EXTRACTED RECORDS>
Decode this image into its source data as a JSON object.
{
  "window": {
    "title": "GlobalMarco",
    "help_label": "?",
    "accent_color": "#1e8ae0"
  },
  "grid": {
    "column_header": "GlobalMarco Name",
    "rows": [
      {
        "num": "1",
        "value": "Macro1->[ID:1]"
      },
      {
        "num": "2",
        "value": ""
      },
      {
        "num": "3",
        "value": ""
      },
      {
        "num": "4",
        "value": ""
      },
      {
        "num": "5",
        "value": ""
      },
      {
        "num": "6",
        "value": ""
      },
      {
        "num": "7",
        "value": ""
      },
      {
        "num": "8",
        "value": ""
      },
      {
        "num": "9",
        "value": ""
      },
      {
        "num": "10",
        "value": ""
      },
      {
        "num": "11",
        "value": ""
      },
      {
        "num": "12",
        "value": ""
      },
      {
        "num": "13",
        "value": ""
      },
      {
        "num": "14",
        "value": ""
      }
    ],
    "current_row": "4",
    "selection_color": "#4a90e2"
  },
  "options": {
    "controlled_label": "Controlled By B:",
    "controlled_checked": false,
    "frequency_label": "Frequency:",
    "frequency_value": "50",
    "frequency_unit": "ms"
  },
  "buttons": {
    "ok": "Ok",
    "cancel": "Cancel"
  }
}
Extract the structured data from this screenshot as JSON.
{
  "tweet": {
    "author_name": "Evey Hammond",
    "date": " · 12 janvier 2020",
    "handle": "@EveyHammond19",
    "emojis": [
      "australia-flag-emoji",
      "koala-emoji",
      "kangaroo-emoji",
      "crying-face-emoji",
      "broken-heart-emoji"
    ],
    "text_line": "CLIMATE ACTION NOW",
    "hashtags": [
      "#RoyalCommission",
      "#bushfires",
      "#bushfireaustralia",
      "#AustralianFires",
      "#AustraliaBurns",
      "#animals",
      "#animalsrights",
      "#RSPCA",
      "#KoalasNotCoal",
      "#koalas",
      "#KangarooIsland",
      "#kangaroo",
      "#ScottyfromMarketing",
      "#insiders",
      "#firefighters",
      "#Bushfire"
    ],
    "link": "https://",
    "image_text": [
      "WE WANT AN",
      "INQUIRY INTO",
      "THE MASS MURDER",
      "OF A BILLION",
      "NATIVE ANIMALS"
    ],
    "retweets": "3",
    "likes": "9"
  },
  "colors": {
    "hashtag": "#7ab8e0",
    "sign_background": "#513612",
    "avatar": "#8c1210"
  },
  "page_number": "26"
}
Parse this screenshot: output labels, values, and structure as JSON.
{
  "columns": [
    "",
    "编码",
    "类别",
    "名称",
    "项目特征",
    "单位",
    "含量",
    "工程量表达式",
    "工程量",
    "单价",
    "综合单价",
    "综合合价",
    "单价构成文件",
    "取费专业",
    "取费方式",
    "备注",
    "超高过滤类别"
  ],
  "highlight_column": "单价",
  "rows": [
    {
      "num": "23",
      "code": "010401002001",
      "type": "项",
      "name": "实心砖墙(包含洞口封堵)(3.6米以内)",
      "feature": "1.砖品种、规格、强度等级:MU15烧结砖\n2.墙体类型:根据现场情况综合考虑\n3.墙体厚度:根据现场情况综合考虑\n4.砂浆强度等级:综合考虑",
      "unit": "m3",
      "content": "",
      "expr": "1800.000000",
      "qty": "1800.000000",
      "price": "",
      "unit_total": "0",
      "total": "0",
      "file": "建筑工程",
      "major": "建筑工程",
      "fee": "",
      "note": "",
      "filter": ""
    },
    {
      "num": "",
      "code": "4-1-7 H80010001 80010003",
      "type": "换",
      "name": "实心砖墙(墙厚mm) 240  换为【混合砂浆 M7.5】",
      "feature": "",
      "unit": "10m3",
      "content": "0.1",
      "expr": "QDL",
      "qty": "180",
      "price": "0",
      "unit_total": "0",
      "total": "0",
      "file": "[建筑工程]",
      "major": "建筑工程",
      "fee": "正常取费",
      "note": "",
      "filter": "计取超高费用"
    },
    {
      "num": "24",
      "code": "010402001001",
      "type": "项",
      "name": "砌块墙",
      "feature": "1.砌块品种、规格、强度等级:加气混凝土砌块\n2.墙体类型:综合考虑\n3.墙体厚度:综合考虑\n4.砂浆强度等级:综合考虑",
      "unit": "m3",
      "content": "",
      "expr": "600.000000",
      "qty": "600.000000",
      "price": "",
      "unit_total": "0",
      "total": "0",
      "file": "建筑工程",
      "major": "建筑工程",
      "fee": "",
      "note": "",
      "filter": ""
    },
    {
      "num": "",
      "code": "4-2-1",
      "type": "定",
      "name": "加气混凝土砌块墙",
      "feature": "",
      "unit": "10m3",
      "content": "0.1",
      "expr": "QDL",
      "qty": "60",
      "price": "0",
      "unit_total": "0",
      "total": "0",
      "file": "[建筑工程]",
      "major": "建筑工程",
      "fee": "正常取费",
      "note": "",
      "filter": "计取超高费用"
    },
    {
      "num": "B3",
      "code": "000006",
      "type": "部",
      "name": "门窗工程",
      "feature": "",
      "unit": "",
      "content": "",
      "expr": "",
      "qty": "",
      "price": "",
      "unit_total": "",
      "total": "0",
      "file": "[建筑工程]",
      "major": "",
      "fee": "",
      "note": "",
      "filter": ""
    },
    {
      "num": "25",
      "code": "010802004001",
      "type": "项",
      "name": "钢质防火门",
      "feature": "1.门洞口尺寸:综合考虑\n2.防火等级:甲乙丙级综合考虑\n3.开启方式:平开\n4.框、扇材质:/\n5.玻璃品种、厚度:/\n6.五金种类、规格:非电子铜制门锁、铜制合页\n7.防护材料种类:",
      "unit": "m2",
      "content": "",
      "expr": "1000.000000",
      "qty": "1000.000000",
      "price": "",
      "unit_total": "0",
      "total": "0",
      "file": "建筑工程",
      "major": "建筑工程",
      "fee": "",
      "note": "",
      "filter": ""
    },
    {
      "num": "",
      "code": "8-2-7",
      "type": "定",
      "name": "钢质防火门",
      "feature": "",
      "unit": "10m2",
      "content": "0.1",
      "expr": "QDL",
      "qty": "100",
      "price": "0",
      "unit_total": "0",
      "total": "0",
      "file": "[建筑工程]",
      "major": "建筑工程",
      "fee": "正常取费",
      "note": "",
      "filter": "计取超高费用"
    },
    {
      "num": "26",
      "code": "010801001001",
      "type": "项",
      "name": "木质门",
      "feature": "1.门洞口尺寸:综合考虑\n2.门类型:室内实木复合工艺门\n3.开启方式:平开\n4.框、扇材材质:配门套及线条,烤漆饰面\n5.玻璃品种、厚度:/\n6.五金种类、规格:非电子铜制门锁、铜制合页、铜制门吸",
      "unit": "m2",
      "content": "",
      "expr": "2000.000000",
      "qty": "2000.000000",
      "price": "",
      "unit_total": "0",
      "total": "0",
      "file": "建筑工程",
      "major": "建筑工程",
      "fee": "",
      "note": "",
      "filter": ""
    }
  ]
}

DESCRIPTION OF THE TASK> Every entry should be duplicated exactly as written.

EXERCISE RESULT>
Decode this image into its source data as a JSON object.
{
  "window": {
    "title": "GlobalMarco",
    "help_label": "?",
    "accent_color": "#1e8ae0"
  },
  "grid": {
    "column_header": "GlobalMarco Name",
    "rows": [
      {
        "num": "1",
        "value": "Macro1->[ID:1]"
      },
      {
        "num": "2",
        "value": ""
      },
      {
        "num": "3",
        "value": ""
      },
      {
        "num": "4",
        "value": ""
      },
      {
        "num": "5",
        "value": ""
      },
      {
        "num": "6",
        "value": ""
      },
      {
        "num": "7",
        "value": ""
      },
      {
        "num": "8",
        "value": ""
      },
      {
        "num": "9",
        "value": ""
      },
      {
        "num": "10",
        "value": ""
      },
      {
        "num": "11",
        "value": ""
      },
      {
        "num": "12",
        "value": ""
      },
      {
        "num": "13",
        "value": ""
      },
      {
        "num": "14",
        "value": ""
      }
    ],
    "current_row": "4",
    "selection_color": "#4a90e2"
  },
  "options": {
    "controlled_label": "Controlled By B:",
    "controlled_checked": false,
    "frequency_label": "Frequency:",
    "frequency_value": "50",
    "frequency_unit": "ms"
  },
  "buttons": {
    "ok": "Ok",
    "cancel": "Cancel"
  }
}
Extract the structured data from this screenshot as JSON.
{
  "tweet": {
    "author_name": "Evey Hammond",
    "date": " · 12 janvier 2020",
    "handle": "@EveyHammond19",
    "emojis": [
      "australia-flag-emoji",
      "koala-emoji",
      "kangaroo-emoji",
      "crying-face-emoji",
      "broken-heart-emoji"
    ],
    "text_line": "CLIMATE ACTION NOW",
    "hashtags": [
      "#RoyalCommission",
      "#bushfires",
      "#bushfireaustralia",
      "#AustralianFires",
      "#AustraliaBurns",
      "#animals",
      "#animalsrights",
      "#RSPCA",
      "#KoalasNotCoal",
      "#koalas",
      "#KangarooIsland",
      "#kangaroo",
      "#ScottyfromMarketing",
      "#insiders",
      "#firefighters",
      "#Bushfire"
    ],
    "link": "https://",
    "image_text": [
      "WE WANT AN",
      "INQUIRY INTO",
      "THE MASS MURDER",
      "OF A BILLION",
      "NATIVE ANIMALS"
    ],
    "retweets": "3",
    "likes": "9"
  },
  "colors": {
    "hashtag": "#7ab8e0",
    "sign_background": "#513612",
    "avatar": "#8c1210"
  },
  "page_number": "26"
}
Parse this screenshot: output labels, values, and structure as JSON.
{
  "columns": [
    "",
    "编码",
    "类别",
    "名称",
    "项目特征",
    "单位",
    "含量",
    "工程量表达式",
    "工程量",
    "单价",
    "综合单价",
    "综合合价",
    "单价构成文件",
    "取费专业",
    "取费方式",
    "备注",
    "超高过滤类别"
  ],
  "highlight_column": "单价",
  "rows": [
    {
      "num": "23",
      "code": "010401002001",
      "type": "项",
      "name": "实心砖墙(包含洞口封堵)(3.6米以内)",
      "feature": "1.砖品种、规格、强度等级:MU15烧结砖\n2.墙体类型:根据现场情况综合考虑\n3.墙体厚度:根据现场情况综合考虑\n4.砂浆强度等级:综合考虑",
      "unit": "m3",
      "content": "",
      "expr": "1800.000000",
      "qty": "1800.000000",
      "price": "",
      "unit_total": "0",
      "total": "0",
      "file": "建筑工程",
      "major": "建筑工程",
      "fee": "",
      "note": "",
      "filter": ""
    },
    {
      "num": "",
      "code": "4-1-7 H80010001 80010003",
      "type": "换",
      "name": "实心砖墙(墙厚mm) 240  换为【混合砂浆 M7.5】",
      "feature": "",
      "unit": "10m3",
      "content": "0.1",
      "expr": "QDL",
      "qty": "180",
      "price": "0",
      "unit_total": "0",
      "total": "0",
      "file": "[建筑工程]",
      "major": "建筑工程",
      "fee": "正常取费",
      "note": "",
      "filter": "计取超高费用"
    },
    {
      "num": "24",
      "code": "010402001001",
      "type": "项",
      "name": "砌块墙",
      "feature": "1.砌块品种、规格、强度等级:加气混凝土砌块\n2.墙体类型:综合考虑\n3.墙体厚度:综合考虑\n4.砂浆强度等级:综合考虑",
      "unit": "m3",
      "content": "",
      "expr": "600.000000",
      "qty": "600.000000",
      "price": "",
      "unit_total": "0",
      "total": "0",
      "file": "建筑工程",
      "major": "建筑工程",
      "fee": "",
      "note": "",
      "filter": ""
    },
    {
      "num": "",
      "code": "4-2-1",
      "type": "定",
      "name": "加气混凝土砌块墙",
      "feature": "",
      "unit": "10m3",
      "content": "0.1",
      "expr": "QDL",
      "qty": "60",
      "price": "0",
      "unit_total": "0",
      "total": "0",
      "file": "[建筑工程]",
      "major": "建筑工程",
      "fee": "正常取费",
      "note": "",
      "filter": "计取超高费用"
    },
    {
      "num": "B3",
      "code": "000006",
      "type": "部",
      "name": "门窗工程",
      "feature": "",
      "unit": "",
      "content": "",
      "expr": "",
      "qty": "",
      "price": "",
      "unit_total": "",
      "total": "0",
      "file": "[建筑工程]",
      "major": "",
      "fee": "",
      "note": "",
      "filter": ""
    },
    {
      "num": "25",
      "code": "010802004001",
      "type": "项",
      "name": "钢质防火门",
      "feature": "1.门洞口尺寸:综合考虑\n2.防火等级:甲乙丙级综合考虑\n3.开启方式:平开\n4.框、扇材质:/\n5.玻璃品种、厚度:/\n6.五金种类、规格:非电子铜制门锁、铜制合页\n7.防护材料种类:",
      "unit": "m2",
      "content": "",
      "expr": "1000.000000",
      "qty": "1000.000000",
      "price": "",
      "unit_total": "0",
      "total": "0",
      "file": "建筑工程",
      "major": "建筑工程",
      "fee": "",
      "note": "",
      "filter": ""
    },
    {
      "num": "",
      "code": "8-2-7",
      "type": "定",
      "name": "钢质防火门",
      "feature": "",
      "unit": "10m2",
      "content": "0.1",
      "expr": "QDL",
      "qty": "100",
      "price": "0",
      "unit_total": "0",
      "total": "0",
      "file": "[建筑工程]",
      "major": "建筑工程",
      "fee": "正常取费",
      "note": "",
      "filter": "计取超高费用"
    },
    {
      "num": "26",
      "code": "010801001001",
      "type": "项",
      "name": "木质门",
      "feature": "1.门洞口尺寸:综合考虑\n2.门类型:室内实木复合工艺门\n3.开启方式:平开\n4.框、扇材材质:配门套及线条,烤漆饰面\n5.玻璃品种、厚度:/\n6.五金种类、规格:非电子铜制门锁、铜制合页、铜制门吸",
      "unit": "m2",
      "content": "",
      "expr": "2000.000000",
      "qty": "2000.000000",
      "price": "",
      "unit_total": "0",
      "total": "0",
      "file": "建筑工程",
      "major": "建筑工程",
      "fee": "",
      "note": "",
      "filter": ""
    }
  ]
}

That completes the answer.